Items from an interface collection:
##########
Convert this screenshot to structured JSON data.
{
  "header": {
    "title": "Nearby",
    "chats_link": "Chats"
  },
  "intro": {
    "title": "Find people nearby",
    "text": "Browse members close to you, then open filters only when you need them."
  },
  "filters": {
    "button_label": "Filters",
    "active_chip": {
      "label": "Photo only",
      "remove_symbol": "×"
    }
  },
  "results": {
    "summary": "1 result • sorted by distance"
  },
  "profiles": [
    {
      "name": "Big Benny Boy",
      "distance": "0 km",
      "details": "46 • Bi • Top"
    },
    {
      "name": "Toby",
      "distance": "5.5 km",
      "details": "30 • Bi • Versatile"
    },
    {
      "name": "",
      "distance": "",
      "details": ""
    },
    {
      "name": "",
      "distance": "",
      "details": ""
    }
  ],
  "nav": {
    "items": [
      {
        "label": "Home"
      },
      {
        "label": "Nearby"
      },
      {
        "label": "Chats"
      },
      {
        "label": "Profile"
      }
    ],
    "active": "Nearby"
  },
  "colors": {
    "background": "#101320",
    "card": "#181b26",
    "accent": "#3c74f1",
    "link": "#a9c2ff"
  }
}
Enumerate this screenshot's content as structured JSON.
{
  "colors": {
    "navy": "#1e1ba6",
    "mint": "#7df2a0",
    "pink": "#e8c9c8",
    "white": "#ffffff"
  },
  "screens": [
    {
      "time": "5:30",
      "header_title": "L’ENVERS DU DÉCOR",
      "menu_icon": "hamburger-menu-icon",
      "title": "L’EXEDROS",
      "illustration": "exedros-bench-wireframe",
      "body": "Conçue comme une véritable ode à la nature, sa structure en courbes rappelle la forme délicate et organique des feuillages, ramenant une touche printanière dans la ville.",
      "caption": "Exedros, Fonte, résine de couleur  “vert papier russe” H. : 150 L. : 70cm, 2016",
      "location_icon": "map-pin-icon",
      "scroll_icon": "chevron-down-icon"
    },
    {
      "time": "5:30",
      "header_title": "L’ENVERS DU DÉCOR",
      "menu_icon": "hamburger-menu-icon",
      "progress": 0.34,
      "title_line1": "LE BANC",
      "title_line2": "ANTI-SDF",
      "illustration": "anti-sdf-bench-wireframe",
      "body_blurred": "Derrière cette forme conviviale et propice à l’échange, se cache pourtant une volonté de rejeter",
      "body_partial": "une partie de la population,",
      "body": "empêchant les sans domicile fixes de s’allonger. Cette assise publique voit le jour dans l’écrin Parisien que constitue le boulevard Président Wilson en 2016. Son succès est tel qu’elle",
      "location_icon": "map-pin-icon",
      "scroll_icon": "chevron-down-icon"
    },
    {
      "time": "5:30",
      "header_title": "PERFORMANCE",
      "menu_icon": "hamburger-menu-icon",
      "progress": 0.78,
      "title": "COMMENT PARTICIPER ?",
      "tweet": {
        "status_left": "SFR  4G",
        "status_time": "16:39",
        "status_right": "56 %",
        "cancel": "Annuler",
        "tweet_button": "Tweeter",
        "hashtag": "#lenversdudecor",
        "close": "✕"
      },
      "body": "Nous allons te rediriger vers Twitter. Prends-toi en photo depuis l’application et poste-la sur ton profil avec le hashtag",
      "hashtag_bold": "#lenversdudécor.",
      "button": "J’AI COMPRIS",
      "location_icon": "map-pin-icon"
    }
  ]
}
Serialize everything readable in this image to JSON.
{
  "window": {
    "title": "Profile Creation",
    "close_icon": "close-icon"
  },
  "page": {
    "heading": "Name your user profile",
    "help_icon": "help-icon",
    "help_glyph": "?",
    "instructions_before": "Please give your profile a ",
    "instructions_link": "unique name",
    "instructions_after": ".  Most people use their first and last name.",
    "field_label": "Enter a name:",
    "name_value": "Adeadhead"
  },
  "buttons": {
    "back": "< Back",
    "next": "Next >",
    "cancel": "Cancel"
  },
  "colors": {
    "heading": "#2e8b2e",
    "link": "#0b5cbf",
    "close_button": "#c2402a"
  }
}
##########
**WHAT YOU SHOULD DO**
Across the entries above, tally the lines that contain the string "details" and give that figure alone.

**EXERCISE RESPONSE**
4